Mellowing with appearances (if not with age) Miss Marple graced twelve novels and twenty short stories during her career as an amateur detective, never paid and not always thanked. The Miss Marple of The Thirteen Problems is decidedly more shrewish and Victorian than the later character, who is often more forgiving. She certainly changes with the times, even down to wearing plimsolls in 1964’s A Caribbean Mystery.

Her powers of deduction occasionally hide behind her three chief joys in life: knitting, gardening and gossip. Criminals and murderers fail to realise that with every stitch she is not only making a cardigan, but solving a crime. From her small house in the village of St Mary Mead she observes every aspect of human nature, her motto being "Nothing is ever as it seems."

Miss Marple never married and her closest living relatives are her nephews and nieces. Her nephew, the well-known author Raymond West and his wife Joan (initially Joyce) crop up most commonly in her stories. Marple also employs a selection of maids, all young women from the nearby orphanage, training them in her Victorian way.

Many great actors have taken on the role of Marple, the first being Gracie Fields in a (now lost) US TV adaptation of A Murder is Announced in 1956. The 1960s saw four MGM film adaptations starring friend of the family Margaret Rutherford, although many of these were only loosely based on Agatha Christie’s novels (and two originally involved Poirot). Christie wasn’t too keen on Rutherford's comic version of Marple, who even had a cameo in the 1965 Poirot spoof The Alphabet Murders.

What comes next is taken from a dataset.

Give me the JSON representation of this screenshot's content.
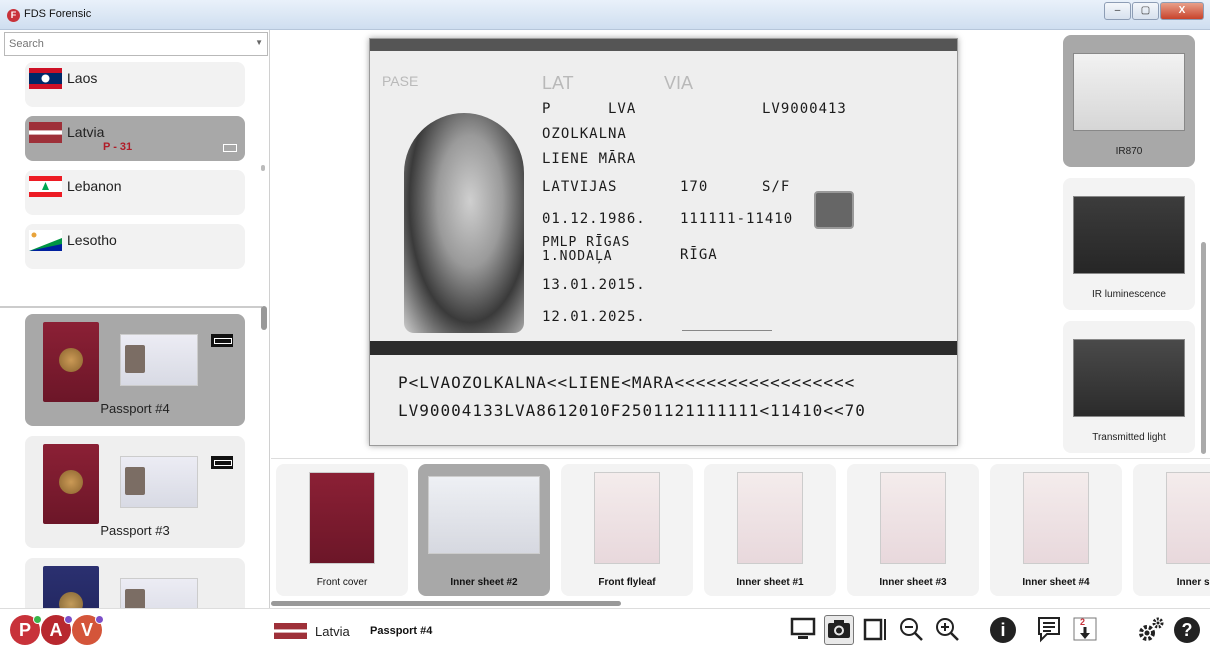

The more austere representation of Marple by Angela Lansbury in the 1980 adaptation, The Mirror Crack’d, might have been more to Christie’s tastes. The US TV series Murder She Wrote, which Lansbury also starred in, was also heavily inspired by the character of Miss Marple. The 1980s also saw Helen Hayes in three Miss Marple TV films, as a sprightlier sleuth. In fact, Miss Marple has proved so popular, that she has even inspired a Japanese fashion label to make Marple-esque clothes and accessories.

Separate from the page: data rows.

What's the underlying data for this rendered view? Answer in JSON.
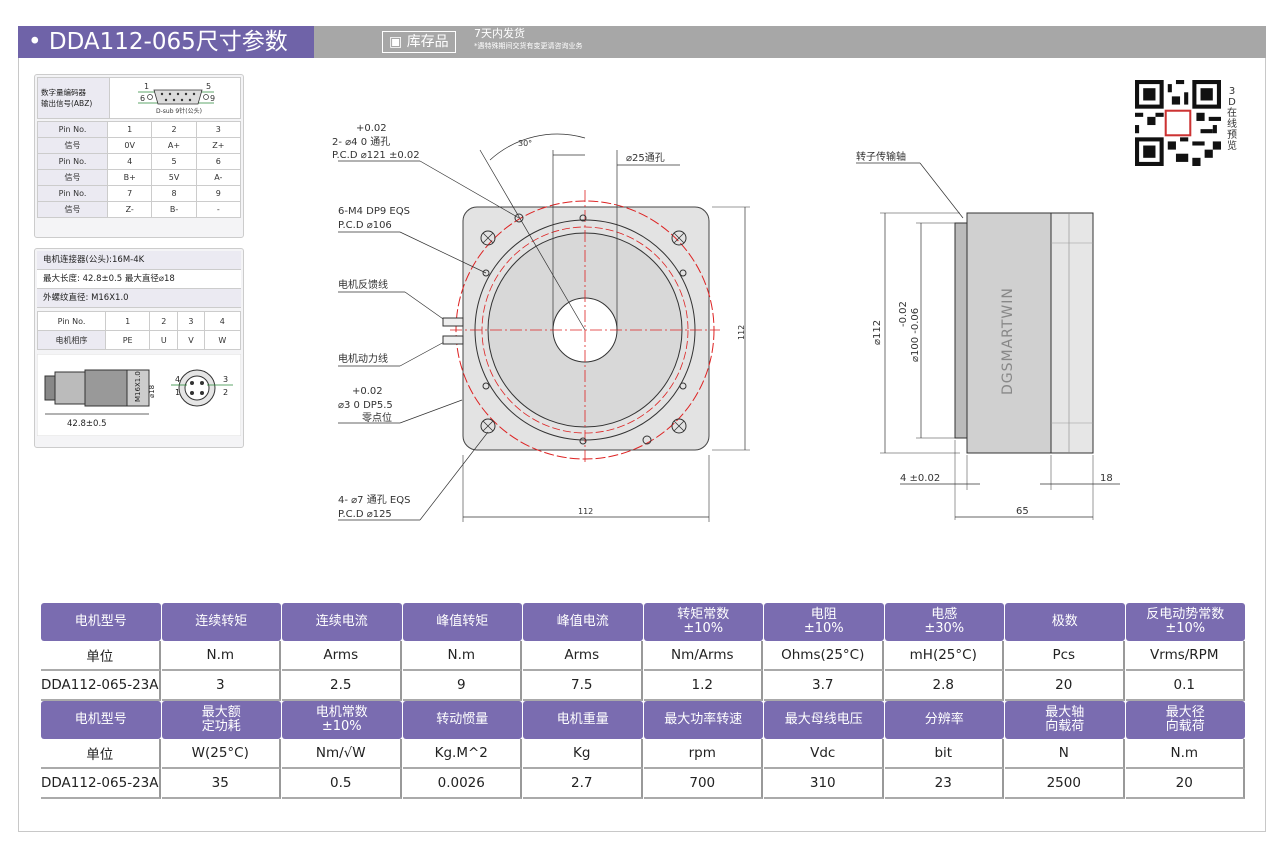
{
  "header": {
    "title": "• DDA112-065尺寸参数",
    "stock_badge": "库存品",
    "delivery": "7天内发货",
    "delivery_note": "*遇特殊期间交货有变更请咨询业务"
  },
  "encoder": {
    "label_line1": "数字量编码器",
    "label_line2": "输出信号(ABZ)",
    "dsub_top": "1       5",
    "dsub_bottom": "6       9",
    "dsub_caption": "D-sub 9针(公头)",
    "rows": [
      [
        "Pin No.",
        "1",
        "2",
        "3"
      ],
      [
        "信号",
        "0V",
        "A+",
        "Z+"
      ],
      [
        "Pin No.",
        "4",
        "5",
        "6"
      ],
      [
        "信号",
        "B+",
        "5V",
        "A-"
      ],
      [
        "Pin No.",
        "7",
        "8",
        "9"
      ],
      [
        "信号",
        "Z-",
        "B-",
        "-"
      ]
    ]
  },
  "motor_connector": {
    "line1": "电机连接器(公头):16M-4K",
    "line2": "最大长度: 42.8±0.5  最大直径⌀18",
    "line3": "外螺纹直径:  M16X1.0",
    "rows": [
      [
        "Pin No.",
        "1",
        "2",
        "3",
        "4"
      ],
      [
        "电机相序",
        "PE",
        "U",
        "V",
        "W"
      ]
    ],
    "dim_length": "42.8±0.5",
    "dim_thread": "M16X1.0",
    "dim_dia": "⌀18",
    "pins_left": [
      "4",
      "1"
    ],
    "pins_right": [
      "3",
      "2"
    ]
  },
  "front_view": {
    "hole1_tol": "+0.02",
    "hole1_a": "2- ⌀4  0     通孔",
    "hole1_b": "P.C.D  ⌀121 ±0.02",
    "angle": "30°",
    "shaft_hole": "⌀25通孔",
    "tap_a": "6-M4 DP9 EQS",
    "tap_b": "P.C.D ⌀106",
    "feedback": "电机反馈线",
    "power": "电机动力线",
    "zero_tol": "+0.02",
    "zero_a": "⌀3   0     DP5.5",
    "zero_b": "零点位",
    "mount_a": "4- ⌀7 通孔 EQS",
    "mount_b": "P.C.D ⌀125",
    "width": "112",
    "height": "112"
  },
  "side_view": {
    "rotor": "转子传输轴",
    "dia112": "⌀112",
    "dia100": "⌀100 -0.06",
    "dia100_tol": "-0.02",
    "brand": "DGSMARTWIN",
    "step": "4 ±0.02",
    "length": "65",
    "rear": "18"
  },
  "qr": {
    "side_text": [
      "3",
      "D",
      "在",
      "线",
      "预",
      "览"
    ]
  },
  "spec_table": {
    "block1": {
      "headers": [
        "电机型号",
        "连续转矩",
        "连续电流",
        "峰值转矩",
        "峰值电流",
        "转矩常数\n±10%",
        "电阻\n±10%",
        "电感\n±30%",
        "极数",
        "反电动势常数\n±10%"
      ],
      "units": [
        "单位",
        "N.m",
        "Arms",
        "N.m",
        "Arms",
        "Nm/Arms",
        "Ohms(25°C)",
        "mH(25°C)",
        "Pcs",
        "Vrms/RPM"
      ],
      "values": [
        "DDA112-065-23A",
        "3",
        "2.5",
        "9",
        "7.5",
        "1.2",
        "3.7",
        "2.8",
        "20",
        "0.1"
      ]
    },
    "block2": {
      "headers": [
        "电机型号",
        "最大额\n定功耗",
        "电机常数\n±10%",
        "转动惯量",
        "电机重量",
        "最大功率转速",
        "最大母线电压",
        "分辨率",
        "最大轴\n向载荷",
        "最大径\n向载荷"
      ],
      "units": [
        "单位",
        "W(25°C)",
        "Nm/√W",
        "Kg.M^2",
        "Kg",
        "rpm",
        "Vdc",
        "bit",
        "N",
        "N.m"
      ],
      "values": [
        "DDA112-065-23A",
        "35",
        "0.5",
        "0.0026",
        "2.7",
        "700",
        "310",
        "23",
        "2500",
        "20"
      ]
    }
  }
}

However it is Joan Hickson’s portrayal in the BBC series from 1984 to 1992, which is considered most faithful to the original character. Hickson received two BAFTA nominations for her Marple, but had the even greater honour of being written to by Agatha Christie, long before she was old enough to take on the role of Marple. Christie had seen her performance in a stage version of Appointment with Death and wrote, “I hope one day you will play my dear Miss Marple”. Hickson appeared in several other Christie adaptations, including the Rutherford film Murder, She Said and later Why Didn’t They Ask Evans? (1980).

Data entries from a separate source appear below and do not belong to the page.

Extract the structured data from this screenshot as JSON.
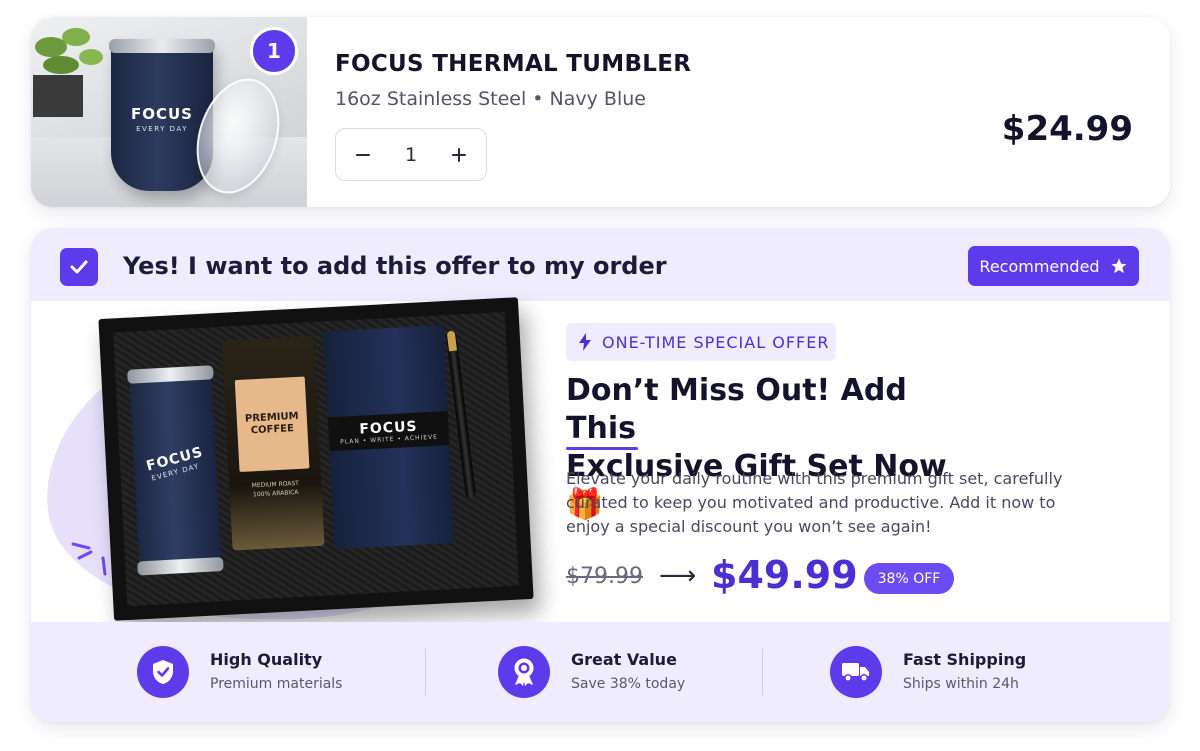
{
  "cart_item": {
    "quantity_badge": "1",
    "image_brand": "FOCUS",
    "image_tagline": "EVERY DAY",
    "title": "FOCUS THERMAL TUMBLER",
    "variant": "16oz Stainless Steel • Navy Blue",
    "quantity": "1",
    "price": "$24.99"
  },
  "offer": {
    "checkbox_checked": true,
    "headline": "Yes! I want to add this offer to my order",
    "recommended_label": "Recommended",
    "gift_image": {
      "tumbler_brand": "FOCUS",
      "tumbler_tagline": "EVERY DAY",
      "coffee_line1": "PREMIUM",
      "coffee_line2": "COFFEE",
      "coffee_foot1": "MEDIUM ROAST",
      "coffee_foot2": "100% ARABICA",
      "notebook_brand": "FOCUS",
      "notebook_tagline": "PLAN • WRITE • ACHIEVE"
    },
    "tag": "ONE-TIME SPECIAL OFFER",
    "title_line1": "Don’t Miss Out! Add This",
    "title_line2": "Exclusive Gift Set Now 🎁",
    "description": "Elevate your daily routine with this premium gift set, carefully curated to keep you motivated and productive. Add it now to enjoy a special discount you won’t see again!",
    "old_price": "$79.99",
    "arrow": "⟶",
    "new_price": "$49.99",
    "discount_badge": "38% OFF"
  },
  "features": [
    {
      "icon": "shield-check-icon",
      "title": "High Quality",
      "subtitle": "Premium materials"
    },
    {
      "icon": "award-badge-icon",
      "title": "Great Value",
      "subtitle": "Save 38% today"
    },
    {
      "icon": "truck-icon",
      "title": "Fast Shipping",
      "subtitle": "Ships within 24h"
    }
  ],
  "colors": {
    "accent": "#5b3bea",
    "accent_light": "#efecfd",
    "text_dark": "#15132b"
  }
}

While Hickson reads many of the audiobooks, it was June Whitfield who starred as the BBC Radio 4 Marple, from 1993 to 2001, and it was in 2004 that Geraldine McEwan reprised the role for the ITV adaptations, with Julia McKenzie taking over in 2009. The show is currently in its sixth series.

5 Miss Marple facts

    1. Miss Marple was first illustrated in The Royal Magazine in 1927

    2. Christie said Miss Marple was named after Marple Hall, an old mansion in Cheshire near her sister's home

    3. Gracie Fields was the first actress to portray Miss Marple on screen

    4. The original notes for Death on the Nile had Miss Marple as the detective

    5. Agatha Christie name checks herself in the Miss Marple novel The Body in the Library


Stories featuring Miss Marple

Nemesis Nov BJ UK PB

Miss Marple is the recipient of an unusual bequest. Mr. Rafiel, an old acquaintance, has left instructions for her to investigate a crime after his death. The only problem ...

Murder Mystery
They DIW Mirrors Nov BJ UK PB

Carrie-Louise is living in a vast house that is now a home for 'delinquent' boys and her sister is worried that she cannot cope or worse - will come to harm. When there is ...

Murder Mystery, Detective